When I first started out in podcasting, the very first thing I purchased (after embarrassing myself with my crappy Microsoft Lifechat headset), was a condensor microphone. That worked fairly well for a few shows, but I realized I needed more control. I was on a mission to find what I needed, something preferably already put together for me. I found such an item in the Behringer PODCASTUDIO USB.
This kit comes equipped with everything a novice podcaster needs to produce a good quality show.
The kit comes with a 5 input 2-bus mixer by Behringer. The XENYX 502 is a nice, small form factor mixer that is portable, allowing you to take your studio on the road if you need to. The mixer is limited on functionality with only 5 inputs and no mix-minus setup (it doesn’t have any aux ports on it). In my experience, though, if you are using Skype to bring in a co-host, then Skype’s built-in echo cancellation seems to work pretty well making it acceptable to use this mixer for at least one co-host on your show. This mixer is about $45 outside of the kit.
USB Sound Adapter
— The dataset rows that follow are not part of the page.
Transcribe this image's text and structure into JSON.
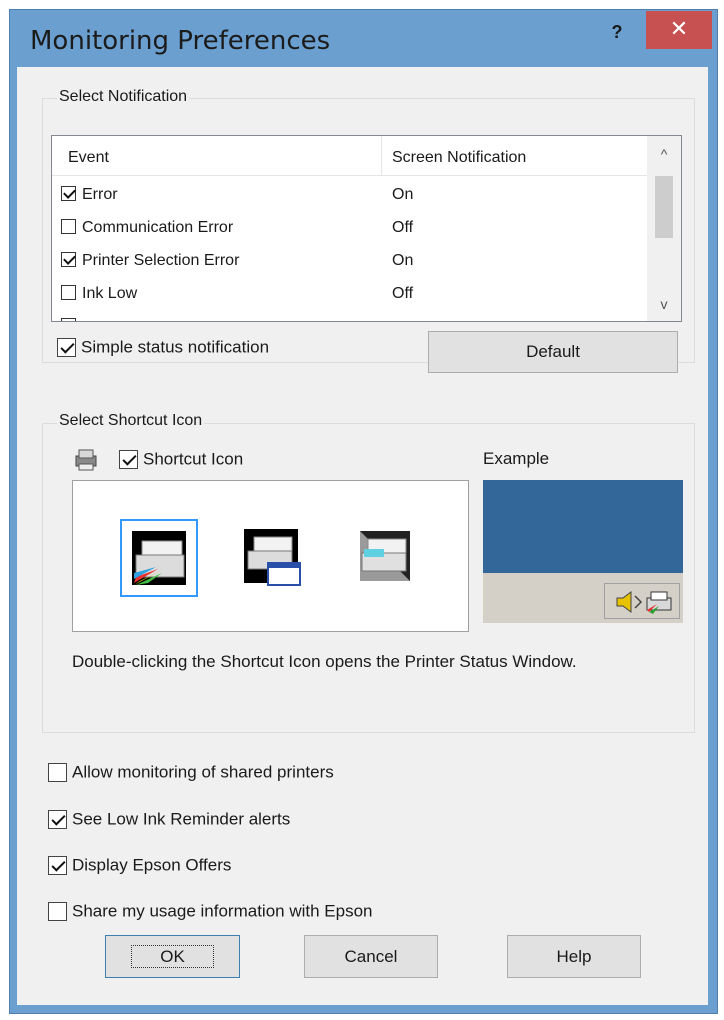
{
  "window": {
    "title": "Monitoring Preferences",
    "help_label": "?",
    "close_label": "✕"
  },
  "notification": {
    "group_title": "Select Notification",
    "columns": [
      "Event",
      "Screen Notification"
    ],
    "rows": [
      {
        "event": "Error",
        "status": "On",
        "checked": true
      },
      {
        "event": "Communication Error",
        "status": "Off",
        "checked": false
      },
      {
        "event": "Printer Selection Error",
        "status": "On",
        "checked": true
      },
      {
        "event": "Ink Low",
        "status": "Off",
        "checked": false
      }
    ],
    "scroll_up": "^",
    "scroll_down": "v",
    "simple_status_label": "Simple status notification",
    "simple_status_checked": true,
    "default_button": "Default"
  },
  "shortcut": {
    "group_title": "Select Shortcut Icon",
    "shortcut_label": "Shortcut Icon",
    "shortcut_checked": true,
    "example_label": "Example",
    "description": "Double-clicking the Shortcut Icon opens the Printer Status Window."
  },
  "options": [
    {
      "label": "Allow monitoring of shared printers",
      "checked": false
    },
    {
      "label": "See Low Ink Reminder alerts",
      "checked": true
    },
    {
      "label": "Display Epson Offers",
      "checked": true
    },
    {
      "label": "Share my usage information with Epson",
      "checked": false
    }
  ],
  "buttons": {
    "ok": "OK",
    "cancel": "Cancel",
    "help": "Help"
  },
  "colors": {
    "titlebar": "#6b9fcf",
    "close": "#c75050",
    "example_desktop": "#336699",
    "selection": "#3399ff"
  }
}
Before I purchased this kit, I never really used a USB sound adapter. I had always opted for the built-in sound on a computer motherboard or an add-in card. The UCA200 changed my mind and I went on to purchase additional versions of the device. The UCA200 that comes with the kit has the USB connection and RCA in and out ports on it. With this kit, the UCA is connected to the CD/Tape In and Out on the 502 mixer via RCA cables. On both the Mac and Windows platforms, it just shows up and works in your device list (tested with OS X 10.5 and Windows 7).
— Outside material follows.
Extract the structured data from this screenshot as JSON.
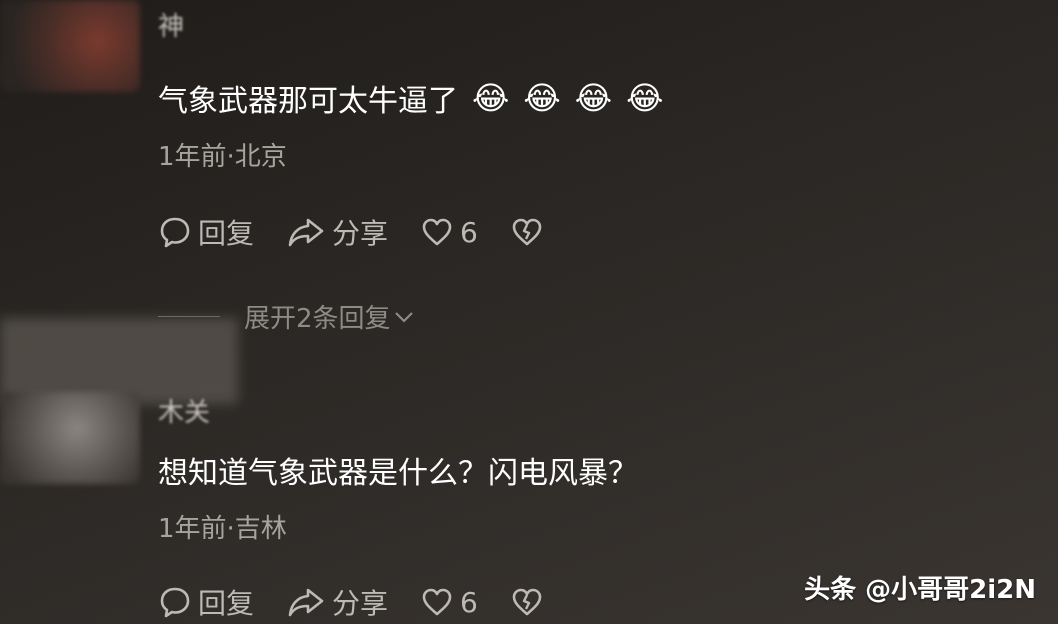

I haven’t been able to find the UCA200 by itself outside of this kit, but the UCA202 runs about $30.
I prefer dynamic microphones over condenser microphones, but it really depends on how your voice sounds. If your voice sounds better on a condenser microphone, then that is what you should use. This kit comes with a dynamic microphone – the XM8500. Purchased separately, the microphone goes for about $25. There are plenty of dynamic microphones from $25 to $50 that sound great! The frequency response of the XM8500 is 50Hz to 15Khz with a two-stage pop filter. Even with the pop filter, I recommend that you use a windscreen or an external pop filter on this microphone.
The Behringer HPM1000 headphones are considered multi-purpose headphones. They are classified as having an ultra-wide frequency response, but to me that’s just marketing that is widely used on many headphones. They do come with a 1/8″ adapter to adapt the 1/4″ connector for use with many devices. As far as headphones go, they aren’t bad. Don’t expect the same results out of them as you would get from a $100 set of headphones as these are about $10 by themselves.
For $129.99, you can get a kit that has everything matched and ready to go for recording your podcasts. The software that comes with the kit, unless it’s been updated since I purchased the kit over a year ago, is garbage. The Mac versions of the software won’t run on any version of Mac OS X that doesn’t have the Rosetta emulation component in it. You’re not buying the kit for the software, but rather the hardware that has been picked to work well together. If you’re using a Mac, you can easily record and edit your podcasts in GarageBand. On the Mac and PC platforms, Audacity is free and is very powerful for recording and editing audio.
Once you have several episodes of your podcast under your belt, you will probably outgrow this kit. However, the mixer is something that is always handy to have around the studio in case you need to set up something special or take your show on the road. I’m still using the XM8500 microphone as my guest microphone as well as the HPM1000 headphones for the guest headphones. The UCA200 is one of three that are an integral part of my podcasting studio.